Thursday, 14 November 2019
Some truths about the Climate Crisis
Last month I attended a day conference on the Climate Crisis run by the Leeds Trades Council, largely a Trades Union organisation and Labour Party front. (The session of "Working with others" never even mentioned the Liberal Democrats. I'm not sure they even mentioned the Greens)
Reassuringly the emphasis was not so much on preserving jobs in existing industries as the urgency of action to avoid a climate catastrophe, even if that means contracting some existing industries.
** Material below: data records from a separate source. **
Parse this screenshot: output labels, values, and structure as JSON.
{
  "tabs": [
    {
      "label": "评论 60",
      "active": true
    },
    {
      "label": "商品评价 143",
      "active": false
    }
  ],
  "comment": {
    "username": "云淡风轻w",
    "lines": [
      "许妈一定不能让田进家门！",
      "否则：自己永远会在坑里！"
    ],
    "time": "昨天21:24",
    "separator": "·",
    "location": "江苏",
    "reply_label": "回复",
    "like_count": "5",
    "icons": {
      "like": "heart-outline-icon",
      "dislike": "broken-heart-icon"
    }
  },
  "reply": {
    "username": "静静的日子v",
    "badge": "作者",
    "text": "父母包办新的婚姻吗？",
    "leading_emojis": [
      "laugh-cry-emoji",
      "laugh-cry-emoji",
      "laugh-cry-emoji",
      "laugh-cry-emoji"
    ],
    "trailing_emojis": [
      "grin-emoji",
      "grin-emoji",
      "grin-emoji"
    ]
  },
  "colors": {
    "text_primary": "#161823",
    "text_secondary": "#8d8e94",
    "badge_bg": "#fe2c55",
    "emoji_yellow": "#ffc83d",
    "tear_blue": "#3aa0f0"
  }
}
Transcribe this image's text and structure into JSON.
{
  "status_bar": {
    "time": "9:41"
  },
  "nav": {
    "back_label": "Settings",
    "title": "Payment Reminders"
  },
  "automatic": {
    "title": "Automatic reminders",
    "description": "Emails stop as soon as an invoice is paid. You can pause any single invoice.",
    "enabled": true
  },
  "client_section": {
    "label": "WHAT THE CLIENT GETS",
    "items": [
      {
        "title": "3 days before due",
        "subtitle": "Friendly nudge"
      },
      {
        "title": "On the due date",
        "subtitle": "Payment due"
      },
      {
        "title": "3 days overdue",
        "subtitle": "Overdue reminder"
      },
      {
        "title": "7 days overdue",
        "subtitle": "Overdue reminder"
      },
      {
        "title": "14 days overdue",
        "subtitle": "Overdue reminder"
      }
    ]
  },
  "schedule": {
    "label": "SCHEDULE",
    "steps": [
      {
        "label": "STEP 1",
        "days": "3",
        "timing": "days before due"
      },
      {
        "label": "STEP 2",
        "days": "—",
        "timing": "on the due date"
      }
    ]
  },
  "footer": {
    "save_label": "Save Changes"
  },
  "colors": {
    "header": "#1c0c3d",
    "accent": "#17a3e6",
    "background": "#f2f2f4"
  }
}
Rather there was considerable emphasis on the opportunities to be created in the expanding Green industries.
I picked up the following "facts" which sound sensible to me.
1. It is a nonsense to think that so-called "carbon capture and storage" techniques (CCS) will enable us to carry on extracting and burning fossil fuels and capture and bury the carbon to keep it out of harms way. CCS has never yet been achieved on a large industrial scale, even though several billions have already been spent on pilot schemes. Even if it is achievable, great lumps of carbon (frozen CO2?) in the ground and ready to leak out at any moment are hardly a friendly legacy to leave for future generations to deal with.
2. Cutting carbon emissions by 2050 , the current government policy, will be too late. "Experts" (of whom some Tories have had enough) say we need to achieve the target in 12 years at the most (ie by 2031).
3. Gas is a fossil fuel and any achieved from fracking will pump huge amounts of methane (a greenhouse gas 20 times more potent than CO2) into the air. Even if we discover how to stop the resulting earthquakes and poisoning of water supplies which presently result from the procedure there is not now and never will be a case for fracking.
4. Hydrogen for use as a fuel does not exist in nature but has to be created, usually from water by electrolysis (I remember doing this at school). This requires more energy than is contained in the resultant hydrogen fuel.*
5. Much time was spent in discussing the proposed expansion of the Leeds and Bradford airport. Our conclusion was that LBA should be contracted rather than expanded, and the same goes for London Airport. We look for ward to seeing Boris Johnson, PM or not, lying in the road to stop the bulldozers if anyone is daft enough to go ahead with their third runway.
So far these issues have not featured al that prominently in the election campaign. The should come second only to Brexit
* On this it depends how the electricity is generated. If we can generate all the electricity we need from wind, tidal and solar power, than that alters the situation. For the present even electric cars are not super-virtuous if some of the electricity they consume is from fossil fuels. Nor from bio-fuels: the production of these takes up valuable farming lands and their use pours noxious gasses into the air.